43 percent of retirees underestimate by at least five years, the life expectancy for someone of their age and gender, the Society of Actuaries reports.

Planning for longevity might include working longer, adjusting investment strategies, and planning for incapacitating health problems.
How long will you live? See the Actuaries Longevity Illustrator, which, to be fair, offers a very basic calculation, but can be eye opening nonetheless.

And from Seeking Alpha, How To Retire At 62 On A Meager Million. Believe it or not, $1,000,000 on hand at the first day of retirement is not a lot if it provides your only income stream, even added to Social Security. Number one priority no matter your age: get to zero credit card debt as fast as you can. Zero, as in $0.00 balance.

If you are married or will have financial dependents after you retire, remember that funding your retirement means also funding your spouse or dependents after you die. 
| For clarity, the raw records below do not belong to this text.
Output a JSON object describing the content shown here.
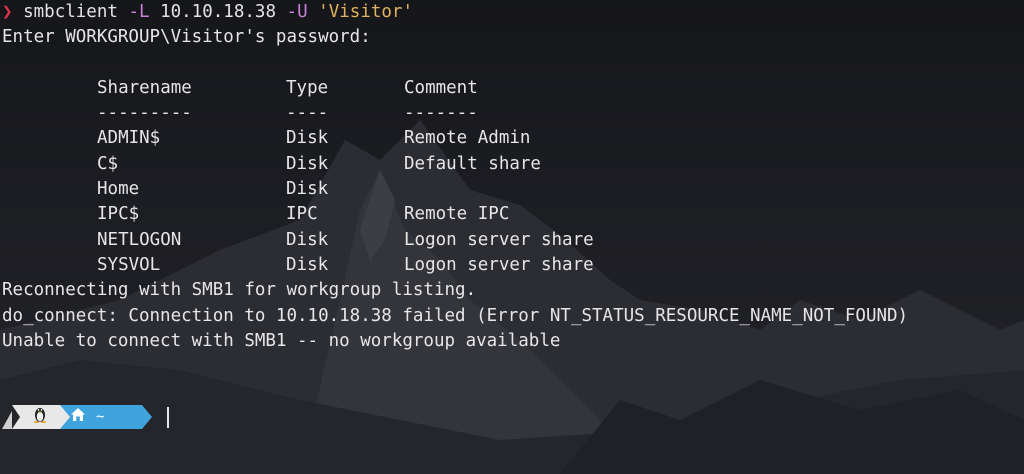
{
  "colors": {
    "background": "#1c1d22",
    "text": "#e6e6e6",
    "prompt_arrow": "#e0314b",
    "flag": "#c87fd6",
    "string": "#e0b15e",
    "powerline_os": "#e8e8e8",
    "powerline_path": "#3fa4dd"
  },
  "command": {
    "prompt_symbol": "❯",
    "name": "smbclient",
    "flag_list": "-L",
    "host": "10.10.18.38",
    "flag_user": "-U",
    "user": "'Visitor'"
  },
  "password_prompt": "Enter WORKGROUP\\Visitor's password:",
  "shares": {
    "headers": [
      "Sharename",
      "Type",
      "Comment"
    ],
    "separators": [
      "---------",
      "----",
      "-------"
    ],
    "rows": [
      [
        "ADMIN$",
        "Disk",
        "Remote Admin"
      ],
      [
        "C$",
        "Disk",
        "Default share"
      ],
      [
        "Home",
        "Disk",
        ""
      ],
      [
        "IPC$",
        "IPC",
        "Remote IPC"
      ],
      [
        "NETLOGON",
        "Disk",
        "Logon server share"
      ],
      [
        "SYSVOL",
        "Disk",
        "Logon server share"
      ]
    ]
  },
  "messages": [
    "Reconnecting with SMB1 for workgroup listing.",
    "do_connect: Connection to 10.10.18.38 failed (Error NT_STATUS_RESOURCE_NAME_NOT_FOUND)",
    "Unable to connect with SMB1 -- no workgroup available"
  ],
  "powerline": {
    "os_icon": "linux-penguin-icon",
    "home_icon": "home-icon",
    "path": "~"
  }
}
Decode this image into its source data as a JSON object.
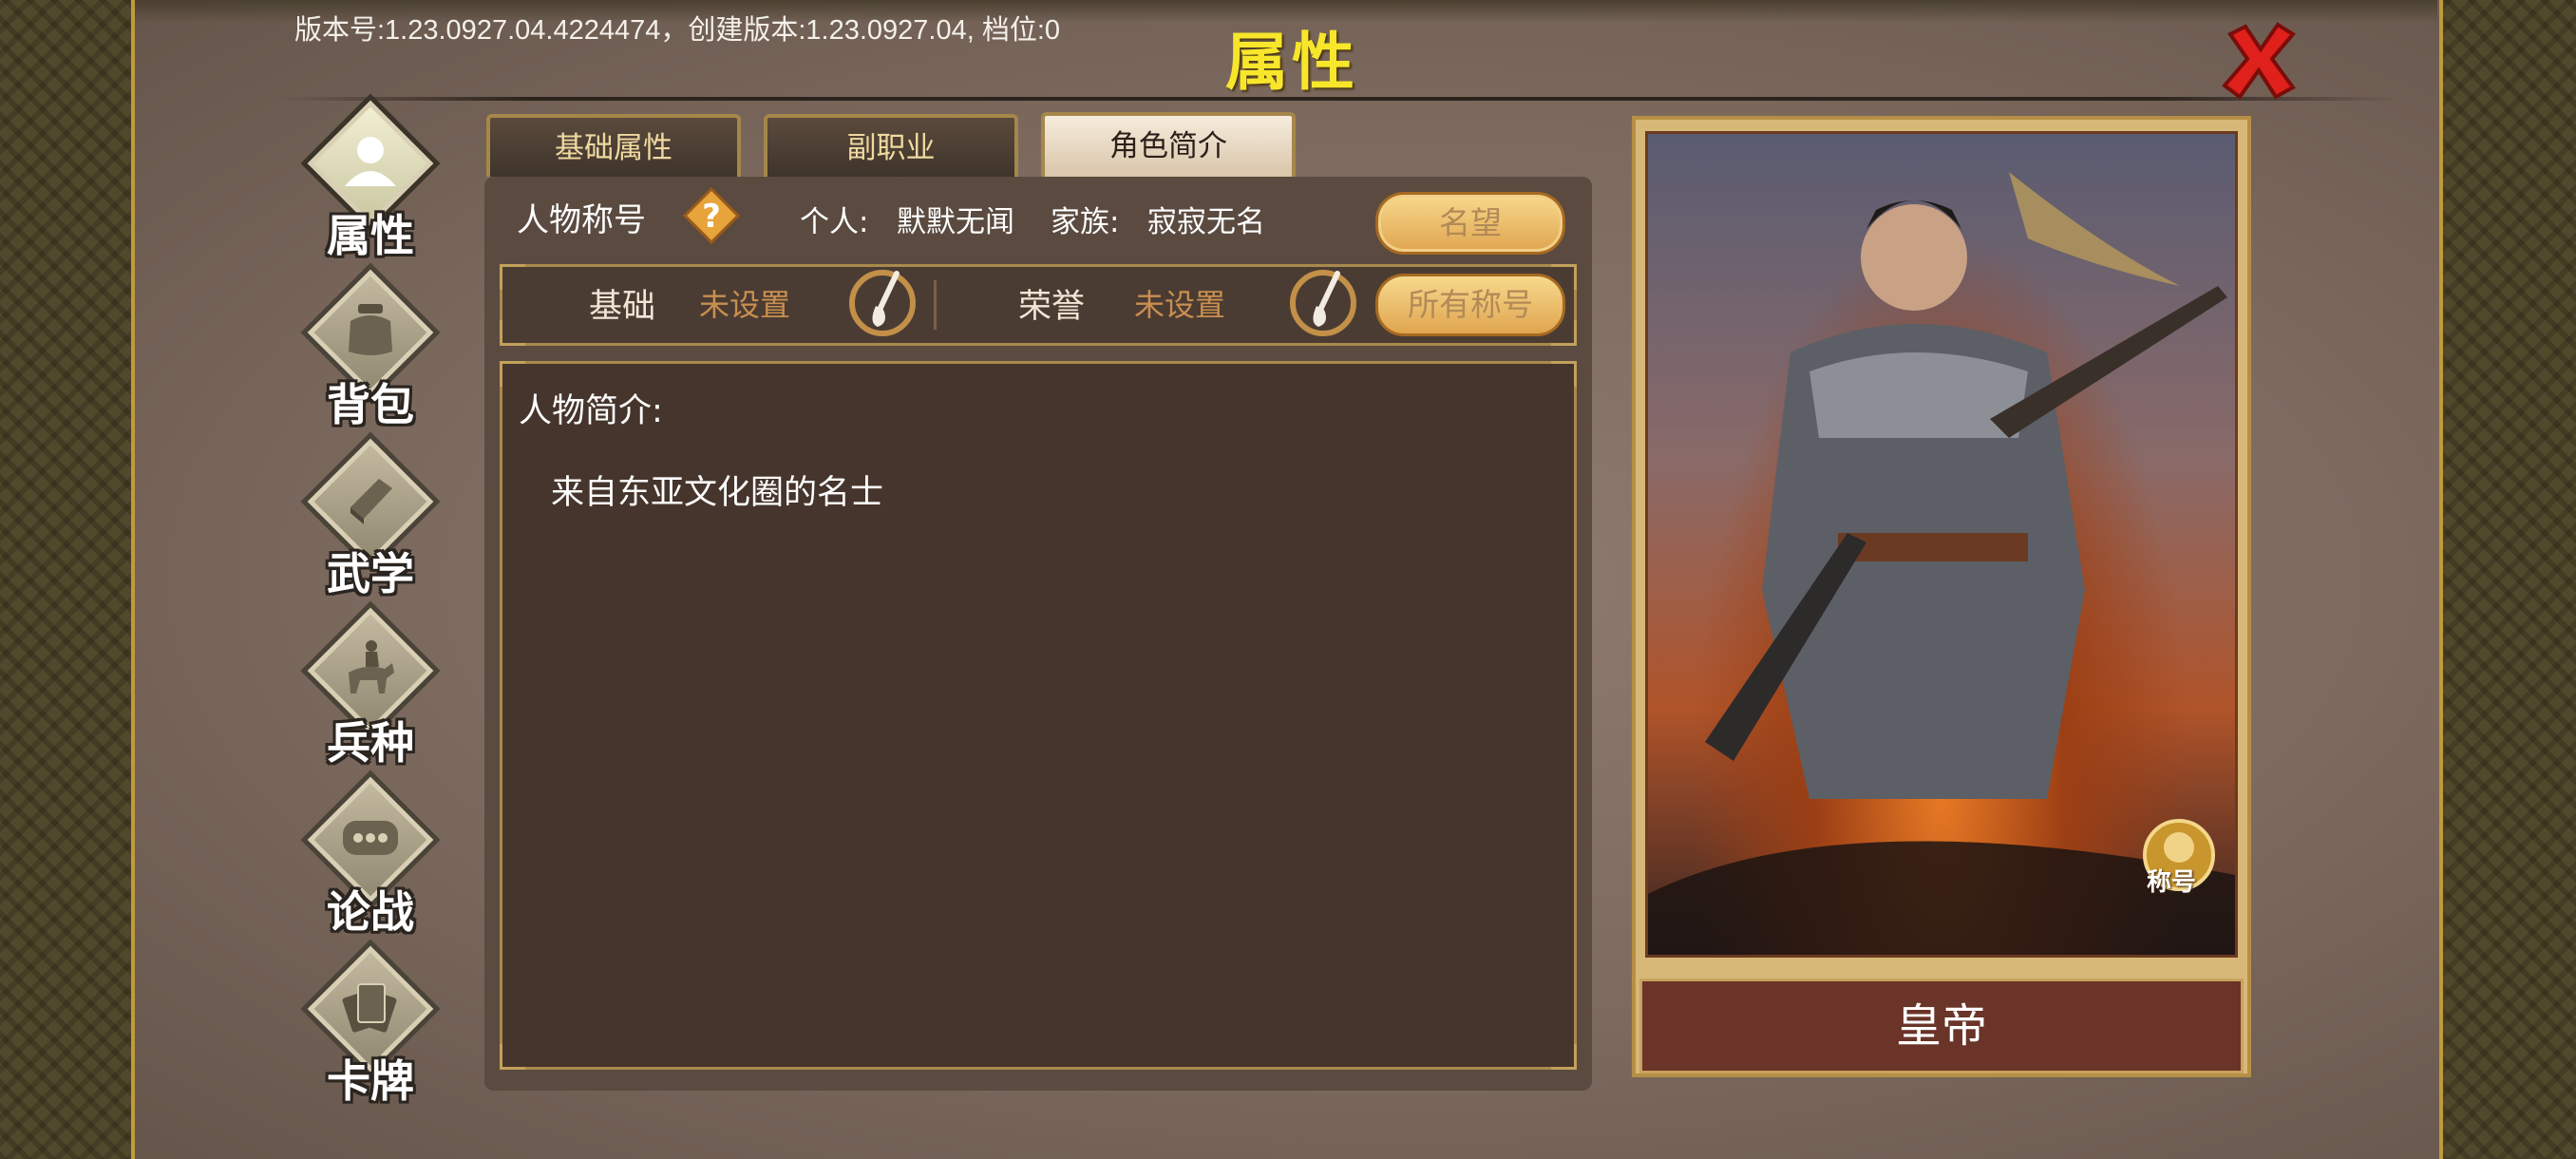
{
  "version_text": "版本号:1.23.0927.04.4224474，创建版本:1.23.0927.04, 档位:0",
  "page_title": "属性",
  "nav": {
    "items": [
      {
        "label": "属性",
        "active": true
      },
      {
        "label": "背包",
        "active": false
      },
      {
        "label": "武学",
        "active": false
      },
      {
        "label": "兵种",
        "active": false
      },
      {
        "label": "论战",
        "active": false
      },
      {
        "label": "卡牌",
        "active": false
      }
    ]
  },
  "tabs": [
    {
      "label": "基础属性",
      "active": false
    },
    {
      "label": "副职业",
      "active": false
    },
    {
      "label": "角色简介",
      "active": true
    }
  ],
  "profile": {
    "title_label": "人物称号",
    "personal_label": "个人:",
    "personal_value": "默默无闻",
    "family_label": "家族:",
    "family_value": "寂寂无名",
    "fame_button": "名望",
    "basic_label": "基础",
    "basic_value": "未设置",
    "honor_label": "荣誉",
    "honor_value": "未设置",
    "all_titles_button": "所有称号",
    "desc_heading": "人物简介:",
    "desc_text": "来自东亚文化圈的名士"
  },
  "portrait": {
    "name": "皇帝",
    "badge_text": "称号"
  },
  "colors": {
    "title_yellow": "#f7e62a",
    "close_red": "#e0201a",
    "value_orange": "#c98f4f",
    "name_plate": "#6a3428"
  }
}
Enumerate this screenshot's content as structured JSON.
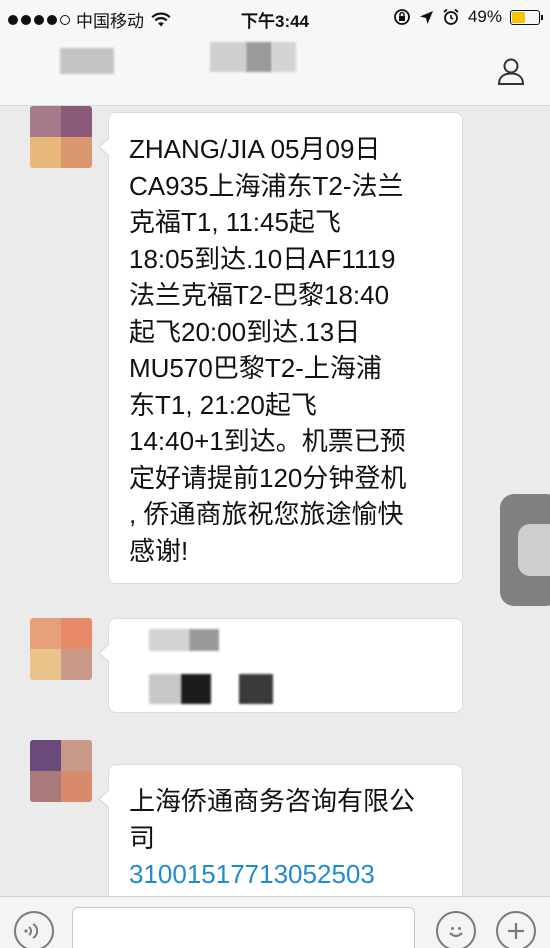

How to estimate how long you will live? Family history is a big part. My wife's family, for example, has darn near achieved immortality on earth. Her father is nearing 99. His cousin is going on 105. His mother lived until 96 (his father died young from surgery complications in 1927). My wife's mother lived until 86. Many of my father-in-law's family lived to advanced ages. My own mother died at 87 and my dad is 90. 

The actuary site linked above does not take family history into account but even absent that, it tells me that I have a greater-than-50-percent chance to live to 85 and a one-in-three chance to make it to 90. My wife, though, has more than a 50 percent chance to make 90; her age-expectancy does not drop to one-third until age 95 and she has a 15 percent chance of living to triple digits. That's what I have to plan for.

What this all means is this: the question of whether we can afford to live at our same standard if we retire at age 65, only year after next for me, is less important than whether we still afford to live about as well 25 years from now, and for my wife 10 years after that. If inflation averages only 2.5 percent per year (below historical average!), a $100,000 income today will have purchasing power of only $53,100 in 25 years. Which means that to retire today on, say, 100 large per year means that you'd have to bring in $185,400 in 2043 just to stay even

That is a complex problem but one that we boomers have to face.

An online estimator for how long your retirement funds and savings will last is at The  Motley Fool.

End note: Even worse, "Many older Americans are living a desperate, nomadic life" -- They live in RVs and drive from one low-wage job to another. 

Tuesday, January 9, 2018

"Why the UMC Needs its Donald Trump"

Trump–and his avid disciples–are barbarians. They are not politicians. They don’t understand or honor the slow process of making policies. The “way we’ve always done things” cry is irrelevant to them. They are here to destroy and to rebuild the US in their image out of the ashes. And that is precisely why the UMC needs its Donald Trump.